[Page and application data records]
┄┄┄┄┄┄┄┄┄┄

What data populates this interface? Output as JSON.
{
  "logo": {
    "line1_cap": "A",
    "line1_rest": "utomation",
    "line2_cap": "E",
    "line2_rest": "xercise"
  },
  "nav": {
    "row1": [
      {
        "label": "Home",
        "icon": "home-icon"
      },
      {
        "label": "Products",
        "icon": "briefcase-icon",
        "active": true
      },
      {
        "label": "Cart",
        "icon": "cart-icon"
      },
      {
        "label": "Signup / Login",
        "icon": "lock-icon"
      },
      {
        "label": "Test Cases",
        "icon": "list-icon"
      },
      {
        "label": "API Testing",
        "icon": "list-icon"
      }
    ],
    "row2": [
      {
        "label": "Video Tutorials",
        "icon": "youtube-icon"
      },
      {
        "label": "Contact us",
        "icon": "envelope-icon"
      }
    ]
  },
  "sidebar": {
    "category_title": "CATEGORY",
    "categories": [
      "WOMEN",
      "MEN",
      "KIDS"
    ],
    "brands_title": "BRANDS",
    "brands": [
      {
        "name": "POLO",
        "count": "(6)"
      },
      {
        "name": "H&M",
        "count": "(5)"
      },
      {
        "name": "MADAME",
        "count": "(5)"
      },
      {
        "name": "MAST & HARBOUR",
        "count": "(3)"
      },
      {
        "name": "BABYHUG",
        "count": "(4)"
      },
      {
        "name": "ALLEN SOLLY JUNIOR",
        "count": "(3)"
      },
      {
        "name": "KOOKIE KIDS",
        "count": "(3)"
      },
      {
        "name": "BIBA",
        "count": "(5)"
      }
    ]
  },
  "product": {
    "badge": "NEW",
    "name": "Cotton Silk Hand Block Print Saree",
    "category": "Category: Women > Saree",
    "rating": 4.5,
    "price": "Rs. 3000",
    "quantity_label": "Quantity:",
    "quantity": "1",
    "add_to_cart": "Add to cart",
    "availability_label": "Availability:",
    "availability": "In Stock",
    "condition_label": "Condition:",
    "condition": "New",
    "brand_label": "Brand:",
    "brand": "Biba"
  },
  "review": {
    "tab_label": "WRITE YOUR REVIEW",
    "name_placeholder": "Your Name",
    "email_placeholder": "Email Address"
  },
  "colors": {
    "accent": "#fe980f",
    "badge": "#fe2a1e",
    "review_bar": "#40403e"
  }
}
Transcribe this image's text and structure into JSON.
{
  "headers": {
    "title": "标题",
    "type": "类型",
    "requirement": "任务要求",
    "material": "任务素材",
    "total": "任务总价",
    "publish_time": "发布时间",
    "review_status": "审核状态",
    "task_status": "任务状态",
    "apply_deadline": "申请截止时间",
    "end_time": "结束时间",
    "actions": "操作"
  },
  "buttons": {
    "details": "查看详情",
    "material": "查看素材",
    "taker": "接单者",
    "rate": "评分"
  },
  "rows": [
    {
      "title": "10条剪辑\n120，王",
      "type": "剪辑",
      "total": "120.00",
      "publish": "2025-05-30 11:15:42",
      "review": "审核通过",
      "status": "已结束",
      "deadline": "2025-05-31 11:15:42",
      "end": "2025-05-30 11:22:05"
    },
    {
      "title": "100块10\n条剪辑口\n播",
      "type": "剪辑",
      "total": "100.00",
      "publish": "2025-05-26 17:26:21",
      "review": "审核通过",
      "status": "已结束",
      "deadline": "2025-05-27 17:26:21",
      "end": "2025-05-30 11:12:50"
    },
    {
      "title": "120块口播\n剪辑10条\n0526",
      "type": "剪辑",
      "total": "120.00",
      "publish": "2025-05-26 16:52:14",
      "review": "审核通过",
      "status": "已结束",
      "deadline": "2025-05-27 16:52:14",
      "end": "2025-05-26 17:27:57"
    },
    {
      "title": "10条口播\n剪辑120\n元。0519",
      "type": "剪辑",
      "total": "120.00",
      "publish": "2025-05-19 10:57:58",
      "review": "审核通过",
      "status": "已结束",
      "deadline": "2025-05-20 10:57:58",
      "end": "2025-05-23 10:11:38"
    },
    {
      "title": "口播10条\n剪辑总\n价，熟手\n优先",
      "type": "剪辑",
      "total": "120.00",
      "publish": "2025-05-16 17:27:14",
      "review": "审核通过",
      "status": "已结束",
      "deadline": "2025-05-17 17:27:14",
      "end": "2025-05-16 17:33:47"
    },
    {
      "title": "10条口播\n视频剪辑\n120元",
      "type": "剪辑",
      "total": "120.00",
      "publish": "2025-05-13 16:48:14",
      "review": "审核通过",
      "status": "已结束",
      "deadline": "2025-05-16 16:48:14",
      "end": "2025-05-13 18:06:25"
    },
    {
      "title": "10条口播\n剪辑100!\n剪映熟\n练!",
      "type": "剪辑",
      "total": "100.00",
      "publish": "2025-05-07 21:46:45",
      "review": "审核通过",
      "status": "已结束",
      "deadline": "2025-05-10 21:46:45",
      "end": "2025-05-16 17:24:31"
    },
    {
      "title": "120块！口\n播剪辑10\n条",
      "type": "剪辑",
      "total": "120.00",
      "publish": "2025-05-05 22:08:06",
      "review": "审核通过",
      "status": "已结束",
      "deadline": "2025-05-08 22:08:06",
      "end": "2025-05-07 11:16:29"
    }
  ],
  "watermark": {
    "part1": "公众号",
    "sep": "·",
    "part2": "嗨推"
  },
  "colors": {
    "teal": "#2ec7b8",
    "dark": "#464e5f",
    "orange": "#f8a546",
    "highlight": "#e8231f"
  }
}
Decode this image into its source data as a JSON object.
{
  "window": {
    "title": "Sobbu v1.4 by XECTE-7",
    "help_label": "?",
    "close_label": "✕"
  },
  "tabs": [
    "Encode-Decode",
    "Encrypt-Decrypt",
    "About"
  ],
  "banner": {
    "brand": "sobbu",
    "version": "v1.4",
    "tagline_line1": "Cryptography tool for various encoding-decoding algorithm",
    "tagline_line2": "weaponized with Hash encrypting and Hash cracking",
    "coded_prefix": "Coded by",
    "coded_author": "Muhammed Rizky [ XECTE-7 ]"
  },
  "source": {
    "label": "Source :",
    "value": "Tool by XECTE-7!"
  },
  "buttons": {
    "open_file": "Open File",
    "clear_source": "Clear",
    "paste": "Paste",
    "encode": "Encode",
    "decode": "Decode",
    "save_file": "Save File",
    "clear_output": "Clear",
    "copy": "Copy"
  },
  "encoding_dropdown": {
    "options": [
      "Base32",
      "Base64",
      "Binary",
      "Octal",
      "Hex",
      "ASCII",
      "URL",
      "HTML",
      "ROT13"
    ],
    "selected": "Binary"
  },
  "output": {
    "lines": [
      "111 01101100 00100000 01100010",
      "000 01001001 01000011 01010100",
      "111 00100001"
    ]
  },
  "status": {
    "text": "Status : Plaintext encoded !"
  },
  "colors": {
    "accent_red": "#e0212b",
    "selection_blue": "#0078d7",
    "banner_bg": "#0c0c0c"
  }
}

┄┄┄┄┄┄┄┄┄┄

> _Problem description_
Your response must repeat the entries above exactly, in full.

> _Result_
What data populates this interface? Output as JSON.
{
  "logo": {
    "line1_cap": "A",
    "line1_rest": "utomation",
    "line2_cap": "E",
    "line2_rest": "xercise"
  },
  "nav": {
    "row1": [
      {
        "label": "Home",
        "icon": "home-icon"
      },
      {
        "label": "Products",
        "icon": "briefcase-icon",
        "active": true
      },
      {
        "label": "Cart",
        "icon": "cart-icon"
      },
      {
        "label": "Signup / Login",
        "icon": "lock-icon"
      },
      {
        "label": "Test Cases",
        "icon": "list-icon"
      },
      {
        "label": "API Testing",
        "icon": "list-icon"
      }
    ],
    "row2": [
      {
        "label": "Video Tutorials",
        "icon": "youtube-icon"
      },
      {
        "label": "Contact us",
        "icon": "envelope-icon"
      }
    ]
  },
  "sidebar": {
    "category_title": "CATEGORY",
    "categories": [
      "WOMEN",
      "MEN",
      "KIDS"
    ],
    "brands_title": "BRANDS",
    "brands": [
      {
        "name": "POLO",
        "count": "(6)"
      },
      {
        "name": "H&M",
        "count": "(5)"
      },
      {
        "name": "MADAME",
        "count": "(5)"
      },
      {
        "name": "MAST & HARBOUR",
        "count": "(3)"
      },
      {
        "name": "BABYHUG",
        "count": "(4)"
      },
      {
        "name": "ALLEN SOLLY JUNIOR",
        "count": "(3)"
      },
      {
        "name": "KOOKIE KIDS",
        "count": "(3)"
      },
      {
        "name": "BIBA",
        "count": "(5)"
      }
    ]
  },
  "product": {
    "badge": "NEW",
    "name": "Cotton Silk Hand Block Print Saree",
    "category": "Category: Women > Saree",
    "rating": 4.5,
    "price": "Rs. 3000",
    "quantity_label": "Quantity:",
    "quantity": "1",
    "add_to_cart": "Add to cart",
    "availability_label": "Availability:",
    "availability": "In Stock",
    "condition_label": "Condition:",
    "condition": "New",
    "brand_label": "Brand:",
    "brand": "Biba"
  },
  "review": {
    "tab_label": "WRITE YOUR REVIEW",
    "name_placeholder": "Your Name",
    "email_placeholder": "Email Address"
  },
  "colors": {
    "accent": "#fe980f",
    "badge": "#fe2a1e",
    "review_bar": "#40403e"
  }
}
Transcribe this image's text and structure into JSON.
{
  "headers": {
    "title": "标题",
    "type": "类型",
    "requirement": "任务要求",
    "material": "任务素材",
    "total": "任务总价",
    "publish_time": "发布时间",
    "review_status": "审核状态",
    "task_status": "任务状态",
    "apply_deadline": "申请截止时间",
    "end_time": "结束时间",
    "actions": "操作"
  },
  "buttons": {
    "details": "查看详情",
    "material": "查看素材",
    "taker": "接单者",
    "rate": "评分"
  },
  "rows": [
    {
      "title": "10条剪辑\n120，王",
      "type": "剪辑",
      "total": "120.00",
      "publish": "2025-05-30 11:15:42",
      "review": "审核通过",
      "status": "已结束",
      "deadline": "2025-05-31 11:15:42",
      "end": "2025-05-30 11:22:05"
    },
    {
      "title": "100块10\n条剪辑口\n播",
      "type": "剪辑",
      "total": "100.00",
      "publish": "2025-05-26 17:26:21",
      "review": "审核通过",
      "status": "已结束",
      "deadline": "2025-05-27 17:26:21",
      "end": "2025-05-30 11:12:50"
    },
    {
      "title": "120块口播\n剪辑10条\n0526",
      "type": "剪辑",
      "total": "120.00",
      "publish": "2025-05-26 16:52:14",
      "review": "审核通过",
      "status": "已结束",
      "deadline": "2025-05-27 16:52:14",
      "end": "2025-05-26 17:27:57"
    },
    {
      "title": "10条口播\n剪辑120\n元。0519",
      "type": "剪辑",
      "total": "120.00",
      "publish": "2025-05-19 10:57:58",
      "review": "审核通过",
      "status": "已结束",
      "deadline": "2025-05-20 10:57:58",
      "end": "2025-05-23 10:11:38"
    },
    {
      "title": "口播10条\n剪辑总\n价，熟手\n优先",
      "type": "剪辑",
      "total": "120.00",
      "publish": "2025-05-16 17:27:14",
      "review": "审核通过",
      "status": "已结束",
      "deadline": "2025-05-17 17:27:14",
      "end": "2025-05-16 17:33:47"
    },
    {
      "title": "10条口播\n视频剪辑\n120元",
      "type": "剪辑",
      "total": "120.00",
      "publish": "2025-05-13 16:48:14",
      "review": "审核通过",
      "status": "已结束",
      "deadline": "2025-05-16 16:48:14",
      "end": "2025-05-13 18:06:25"
    },
    {
      "title": "10条口播\n剪辑100!\n剪映熟\n练!",
      "type": "剪辑",
      "total": "100.00",
      "publish": "2025-05-07 21:46:45",
      "review": "审核通过",
      "status": "已结束",
      "deadline": "2025-05-10 21:46:45",
      "end": "2025-05-16 17:24:31"
    },
    {
      "title": "120块！口\n播剪辑10\n条",
      "type": "剪辑",
      "total": "120.00",
      "publish": "2025-05-05 22:08:06",
      "review": "审核通过",
      "status": "已结束",
      "deadline": "2025-05-08 22:08:06",
      "end": "2025-05-07 11:16:29"
    }
  ],
  "watermark": {
    "part1": "公众号",
    "sep": "·",
    "part2": "嗨推"
  },
  "colors": {
    "teal": "#2ec7b8",
    "dark": "#464e5f",
    "orange": "#f8a546",
    "highlight": "#e8231f"
  }
}
Decode this image into its source data as a JSON object.
{
  "window": {
    "title": "Sobbu v1.4 by XECTE-7",
    "help_label": "?",
    "close_label": "✕"
  },
  "tabs": [
    "Encode-Decode",
    "Encrypt-Decrypt",
    "About"
  ],
  "banner": {
    "brand": "sobbu",
    "version": "v1.4",
    "tagline_line1": "Cryptography tool for various encoding-decoding algorithm",
    "tagline_line2": "weaponized with Hash encrypting and Hash cracking",
    "coded_prefix": "Coded by",
    "coded_author": "Muhammed Rizky [ XECTE-7 ]"
  },
  "source": {
    "label": "Source :",
    "value": "Tool by XECTE-7!"
  },
  "buttons": {
    "open_file": "Open File",
    "clear_source": "Clear",
    "paste": "Paste",
    "encode": "Encode",
    "decode": "Decode",
    "save_file": "Save File",
    "clear_output": "Clear",
    "copy": "Copy"
  },
  "encoding_dropdown": {
    "options": [
      "Base32",
      "Base64",
      "Binary",
      "Octal",
      "Hex",
      "ASCII",
      "URL",
      "HTML",
      "ROT13"
    ],
    "selected": "Binary"
  },
  "output": {
    "lines": [
      "111 01101100 00100000 01100010",
      "000 01001001 01000011 01010100",
      "111 00100001"
    ]
  },
  "status": {
    "text": "Status : Plaintext encoded !"
  },
  "colors": {
    "accent_red": "#e0212b",
    "selection_blue": "#0078d7",
    "banner_bg": "#0c0c0c"
  }
}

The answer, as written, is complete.